**Goal of the exercise**.
Make a tally of the lines in the records that include the string "will", and give only that number.

**Material for the task**.
.....
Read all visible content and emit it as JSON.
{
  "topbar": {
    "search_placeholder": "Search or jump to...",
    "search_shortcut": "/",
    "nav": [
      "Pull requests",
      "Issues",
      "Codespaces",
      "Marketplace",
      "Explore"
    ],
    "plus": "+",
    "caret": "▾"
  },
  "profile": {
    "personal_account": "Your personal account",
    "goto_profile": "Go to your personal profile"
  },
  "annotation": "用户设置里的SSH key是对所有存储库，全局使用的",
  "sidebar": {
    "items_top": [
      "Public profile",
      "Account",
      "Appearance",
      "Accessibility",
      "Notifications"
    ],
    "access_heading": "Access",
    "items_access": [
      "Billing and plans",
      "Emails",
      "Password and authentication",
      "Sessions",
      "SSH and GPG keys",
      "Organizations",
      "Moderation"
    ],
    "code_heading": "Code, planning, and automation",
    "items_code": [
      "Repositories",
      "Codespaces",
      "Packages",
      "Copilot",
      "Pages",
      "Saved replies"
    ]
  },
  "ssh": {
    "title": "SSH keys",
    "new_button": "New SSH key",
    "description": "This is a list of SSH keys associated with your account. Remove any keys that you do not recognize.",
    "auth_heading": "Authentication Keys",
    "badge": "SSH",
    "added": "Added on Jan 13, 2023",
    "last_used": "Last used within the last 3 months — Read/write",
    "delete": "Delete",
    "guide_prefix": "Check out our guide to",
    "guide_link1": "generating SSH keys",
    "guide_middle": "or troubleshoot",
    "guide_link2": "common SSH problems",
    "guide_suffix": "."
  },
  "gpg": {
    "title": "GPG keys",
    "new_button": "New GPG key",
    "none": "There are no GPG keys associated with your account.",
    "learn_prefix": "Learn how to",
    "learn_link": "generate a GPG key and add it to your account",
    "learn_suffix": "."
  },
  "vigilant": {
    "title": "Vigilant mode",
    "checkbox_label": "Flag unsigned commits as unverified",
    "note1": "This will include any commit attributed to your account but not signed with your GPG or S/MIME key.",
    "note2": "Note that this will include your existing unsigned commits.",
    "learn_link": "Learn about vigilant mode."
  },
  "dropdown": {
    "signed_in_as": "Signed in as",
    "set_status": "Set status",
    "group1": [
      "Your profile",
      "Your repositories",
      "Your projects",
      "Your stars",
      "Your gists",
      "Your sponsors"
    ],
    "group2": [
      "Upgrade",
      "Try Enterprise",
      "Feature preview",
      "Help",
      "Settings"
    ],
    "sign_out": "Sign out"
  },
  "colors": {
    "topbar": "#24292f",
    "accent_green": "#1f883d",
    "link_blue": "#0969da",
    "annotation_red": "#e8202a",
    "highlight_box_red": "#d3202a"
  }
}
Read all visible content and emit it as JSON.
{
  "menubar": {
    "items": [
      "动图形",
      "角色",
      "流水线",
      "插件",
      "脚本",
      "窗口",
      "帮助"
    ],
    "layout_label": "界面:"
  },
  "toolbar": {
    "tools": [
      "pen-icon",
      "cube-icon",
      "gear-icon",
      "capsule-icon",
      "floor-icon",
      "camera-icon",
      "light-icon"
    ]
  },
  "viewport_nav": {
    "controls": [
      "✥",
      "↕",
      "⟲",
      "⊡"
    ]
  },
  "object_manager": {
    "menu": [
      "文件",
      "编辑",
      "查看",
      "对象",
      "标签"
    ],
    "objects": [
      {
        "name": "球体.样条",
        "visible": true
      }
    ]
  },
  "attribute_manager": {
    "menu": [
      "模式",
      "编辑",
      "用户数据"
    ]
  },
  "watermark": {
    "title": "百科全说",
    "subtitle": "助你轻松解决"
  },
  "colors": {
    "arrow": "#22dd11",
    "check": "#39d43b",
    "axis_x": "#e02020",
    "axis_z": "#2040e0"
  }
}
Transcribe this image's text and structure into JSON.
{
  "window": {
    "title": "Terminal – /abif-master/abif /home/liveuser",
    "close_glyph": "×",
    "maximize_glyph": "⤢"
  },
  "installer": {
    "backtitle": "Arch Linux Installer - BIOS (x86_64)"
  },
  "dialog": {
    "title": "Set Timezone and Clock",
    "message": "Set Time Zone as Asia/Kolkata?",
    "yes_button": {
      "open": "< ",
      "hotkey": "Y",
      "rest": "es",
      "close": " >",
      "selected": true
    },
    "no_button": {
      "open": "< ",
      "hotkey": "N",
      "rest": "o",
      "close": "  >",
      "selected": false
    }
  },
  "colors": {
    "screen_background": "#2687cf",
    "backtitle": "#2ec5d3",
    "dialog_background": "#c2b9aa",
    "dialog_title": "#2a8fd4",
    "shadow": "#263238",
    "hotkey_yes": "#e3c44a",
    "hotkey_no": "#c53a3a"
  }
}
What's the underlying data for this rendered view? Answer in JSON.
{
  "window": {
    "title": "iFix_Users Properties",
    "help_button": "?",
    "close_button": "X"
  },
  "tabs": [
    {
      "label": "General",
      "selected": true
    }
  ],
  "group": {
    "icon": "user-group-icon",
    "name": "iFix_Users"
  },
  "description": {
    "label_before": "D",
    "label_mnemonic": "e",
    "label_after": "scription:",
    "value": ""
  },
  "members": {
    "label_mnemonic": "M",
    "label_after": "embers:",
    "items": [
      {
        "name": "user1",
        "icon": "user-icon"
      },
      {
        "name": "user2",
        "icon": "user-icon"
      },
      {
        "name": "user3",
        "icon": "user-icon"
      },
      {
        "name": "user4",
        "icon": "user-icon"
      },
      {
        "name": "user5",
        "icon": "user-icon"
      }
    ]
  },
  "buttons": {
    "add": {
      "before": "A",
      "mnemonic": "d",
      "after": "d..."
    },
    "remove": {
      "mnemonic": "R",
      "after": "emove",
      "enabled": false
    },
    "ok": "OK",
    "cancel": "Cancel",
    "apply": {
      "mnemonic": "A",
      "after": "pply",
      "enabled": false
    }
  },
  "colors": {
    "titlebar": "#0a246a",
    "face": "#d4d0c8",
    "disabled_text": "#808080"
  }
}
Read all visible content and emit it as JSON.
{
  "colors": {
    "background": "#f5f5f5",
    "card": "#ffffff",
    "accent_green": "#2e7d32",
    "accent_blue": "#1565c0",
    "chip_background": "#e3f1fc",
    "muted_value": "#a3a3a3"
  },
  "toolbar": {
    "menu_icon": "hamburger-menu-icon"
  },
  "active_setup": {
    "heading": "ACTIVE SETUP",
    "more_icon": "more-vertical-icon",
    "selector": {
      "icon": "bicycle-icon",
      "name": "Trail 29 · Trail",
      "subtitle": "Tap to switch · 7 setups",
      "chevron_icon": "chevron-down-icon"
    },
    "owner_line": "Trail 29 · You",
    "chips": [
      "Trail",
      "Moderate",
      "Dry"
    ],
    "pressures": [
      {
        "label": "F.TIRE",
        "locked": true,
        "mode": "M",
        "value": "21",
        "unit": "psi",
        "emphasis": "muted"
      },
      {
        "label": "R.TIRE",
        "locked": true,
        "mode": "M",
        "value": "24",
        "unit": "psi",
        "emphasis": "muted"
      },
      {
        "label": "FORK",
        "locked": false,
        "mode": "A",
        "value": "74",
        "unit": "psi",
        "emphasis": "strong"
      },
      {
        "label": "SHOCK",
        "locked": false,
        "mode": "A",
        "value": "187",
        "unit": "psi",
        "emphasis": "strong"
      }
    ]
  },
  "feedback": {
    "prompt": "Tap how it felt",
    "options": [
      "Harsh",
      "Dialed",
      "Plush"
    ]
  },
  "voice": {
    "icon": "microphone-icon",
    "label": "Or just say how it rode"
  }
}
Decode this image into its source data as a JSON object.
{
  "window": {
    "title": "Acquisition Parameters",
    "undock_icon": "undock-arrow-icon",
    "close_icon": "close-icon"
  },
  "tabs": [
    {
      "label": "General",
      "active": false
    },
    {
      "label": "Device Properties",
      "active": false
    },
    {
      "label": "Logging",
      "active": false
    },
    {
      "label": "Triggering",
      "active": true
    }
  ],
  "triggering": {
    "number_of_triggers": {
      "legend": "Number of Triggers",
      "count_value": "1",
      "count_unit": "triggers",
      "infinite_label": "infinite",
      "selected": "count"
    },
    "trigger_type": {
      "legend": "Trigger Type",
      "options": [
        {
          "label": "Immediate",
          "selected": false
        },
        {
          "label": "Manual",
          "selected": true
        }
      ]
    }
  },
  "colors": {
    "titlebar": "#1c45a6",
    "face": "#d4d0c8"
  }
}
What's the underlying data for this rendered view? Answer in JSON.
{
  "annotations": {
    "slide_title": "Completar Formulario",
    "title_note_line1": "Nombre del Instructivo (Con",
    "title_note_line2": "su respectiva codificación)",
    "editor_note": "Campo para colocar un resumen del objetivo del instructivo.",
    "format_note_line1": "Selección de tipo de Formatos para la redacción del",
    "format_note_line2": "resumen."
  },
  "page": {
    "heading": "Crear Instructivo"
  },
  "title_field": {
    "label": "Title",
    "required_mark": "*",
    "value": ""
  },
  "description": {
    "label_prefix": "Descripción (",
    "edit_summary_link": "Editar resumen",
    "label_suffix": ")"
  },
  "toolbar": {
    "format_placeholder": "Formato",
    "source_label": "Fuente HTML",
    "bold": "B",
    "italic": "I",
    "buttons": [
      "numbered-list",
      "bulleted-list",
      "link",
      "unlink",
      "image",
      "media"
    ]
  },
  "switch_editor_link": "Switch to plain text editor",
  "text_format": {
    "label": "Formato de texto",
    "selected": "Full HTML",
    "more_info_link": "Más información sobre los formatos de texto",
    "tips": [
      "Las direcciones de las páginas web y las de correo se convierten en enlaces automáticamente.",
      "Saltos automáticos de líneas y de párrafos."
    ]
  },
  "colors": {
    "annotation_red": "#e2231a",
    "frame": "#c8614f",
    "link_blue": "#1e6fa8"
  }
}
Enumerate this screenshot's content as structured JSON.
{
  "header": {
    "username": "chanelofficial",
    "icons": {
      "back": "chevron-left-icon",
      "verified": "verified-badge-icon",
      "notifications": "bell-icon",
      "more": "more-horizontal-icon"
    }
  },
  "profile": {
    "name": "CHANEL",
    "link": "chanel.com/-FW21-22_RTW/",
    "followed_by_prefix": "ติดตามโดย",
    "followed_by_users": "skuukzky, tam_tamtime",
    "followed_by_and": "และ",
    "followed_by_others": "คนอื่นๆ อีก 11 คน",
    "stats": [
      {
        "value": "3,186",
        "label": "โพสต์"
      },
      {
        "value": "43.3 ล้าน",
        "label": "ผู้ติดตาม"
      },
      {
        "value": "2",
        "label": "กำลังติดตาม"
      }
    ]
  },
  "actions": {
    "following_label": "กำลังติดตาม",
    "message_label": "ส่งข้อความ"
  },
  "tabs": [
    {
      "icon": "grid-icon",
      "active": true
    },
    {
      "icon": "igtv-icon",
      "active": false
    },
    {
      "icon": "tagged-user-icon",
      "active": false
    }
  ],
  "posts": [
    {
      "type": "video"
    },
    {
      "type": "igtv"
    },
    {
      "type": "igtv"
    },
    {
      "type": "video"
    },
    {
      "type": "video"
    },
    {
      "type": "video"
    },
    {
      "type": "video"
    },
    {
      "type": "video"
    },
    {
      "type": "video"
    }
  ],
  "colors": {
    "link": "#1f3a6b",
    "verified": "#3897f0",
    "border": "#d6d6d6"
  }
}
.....
**Solution to this exercise**.
2